GOAL OF THE EXERCISE: For each line in the material below that holds "this", copy that line.

GIVEN ENTRIES:

::::::

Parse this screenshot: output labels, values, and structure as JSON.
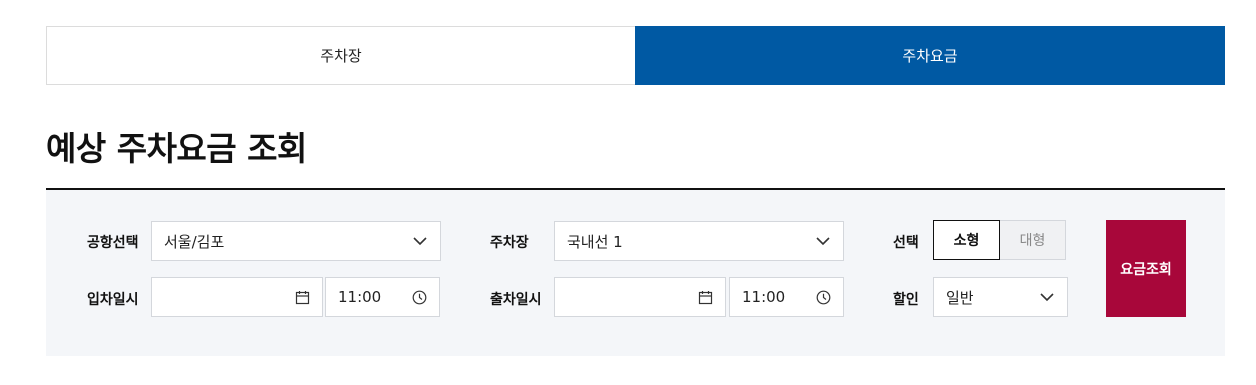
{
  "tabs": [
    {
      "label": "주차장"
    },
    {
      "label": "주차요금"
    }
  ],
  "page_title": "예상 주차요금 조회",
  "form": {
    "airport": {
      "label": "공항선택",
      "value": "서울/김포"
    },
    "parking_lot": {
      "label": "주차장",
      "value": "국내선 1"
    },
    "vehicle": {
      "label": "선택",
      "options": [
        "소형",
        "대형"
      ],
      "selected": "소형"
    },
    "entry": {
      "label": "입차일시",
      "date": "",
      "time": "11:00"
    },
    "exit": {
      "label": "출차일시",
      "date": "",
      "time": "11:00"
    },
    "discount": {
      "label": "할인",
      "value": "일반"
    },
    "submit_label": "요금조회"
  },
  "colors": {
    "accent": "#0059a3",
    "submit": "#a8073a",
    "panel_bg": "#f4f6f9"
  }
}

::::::

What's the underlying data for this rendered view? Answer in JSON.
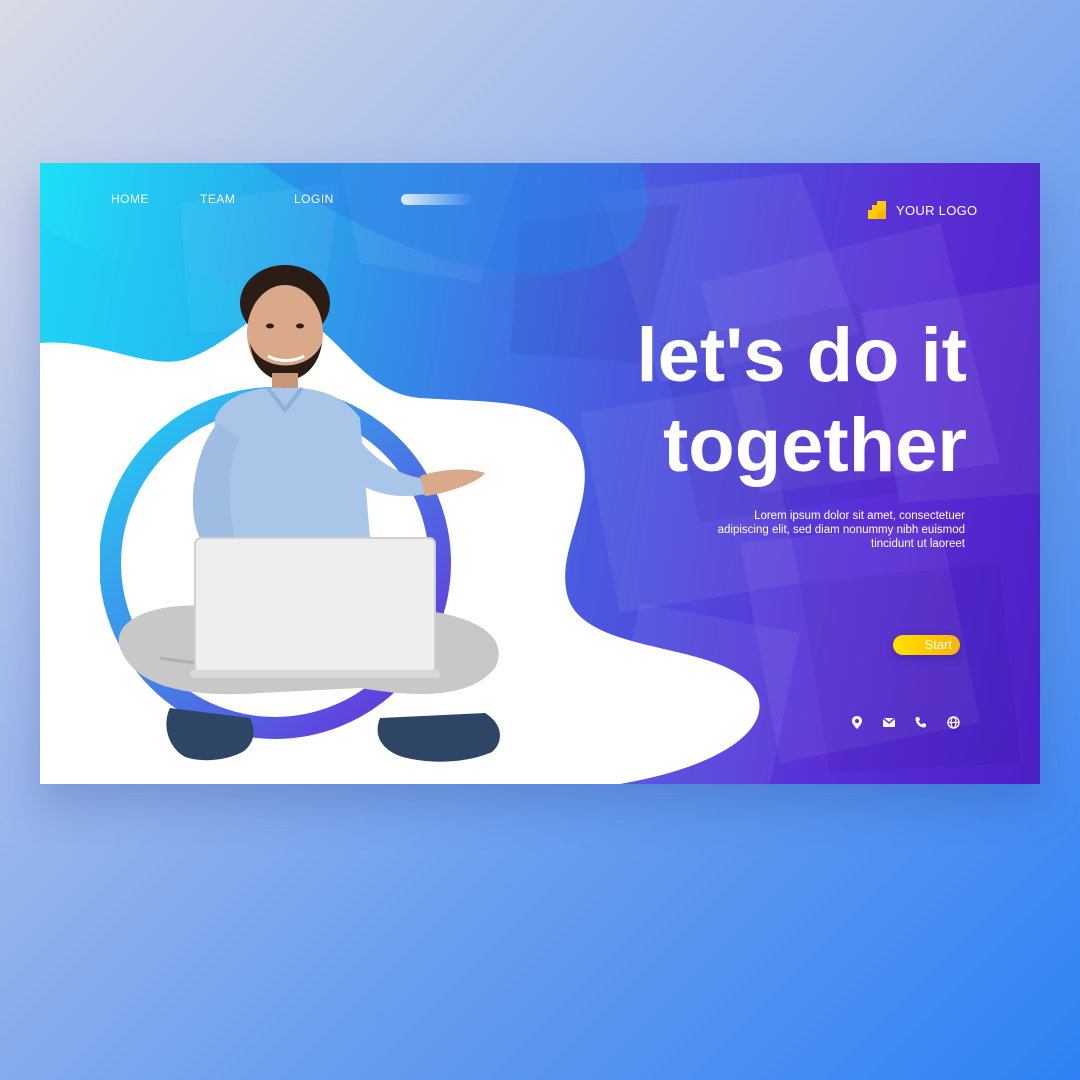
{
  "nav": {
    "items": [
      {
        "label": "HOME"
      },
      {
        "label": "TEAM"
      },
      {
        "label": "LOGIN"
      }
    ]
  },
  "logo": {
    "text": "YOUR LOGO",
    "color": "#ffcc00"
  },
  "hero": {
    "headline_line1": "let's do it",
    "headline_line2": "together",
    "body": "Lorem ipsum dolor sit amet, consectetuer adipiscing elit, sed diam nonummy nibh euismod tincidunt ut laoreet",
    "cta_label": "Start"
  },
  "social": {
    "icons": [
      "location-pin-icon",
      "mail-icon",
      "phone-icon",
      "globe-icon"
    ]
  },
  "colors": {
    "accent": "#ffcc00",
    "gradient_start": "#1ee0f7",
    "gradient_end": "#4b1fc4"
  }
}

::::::

PROBLEM SOLUTION:
Parse this screenshot: output labels, values, and structure as JSON.
What's the underlying data for this rendered view? Answer in JSON.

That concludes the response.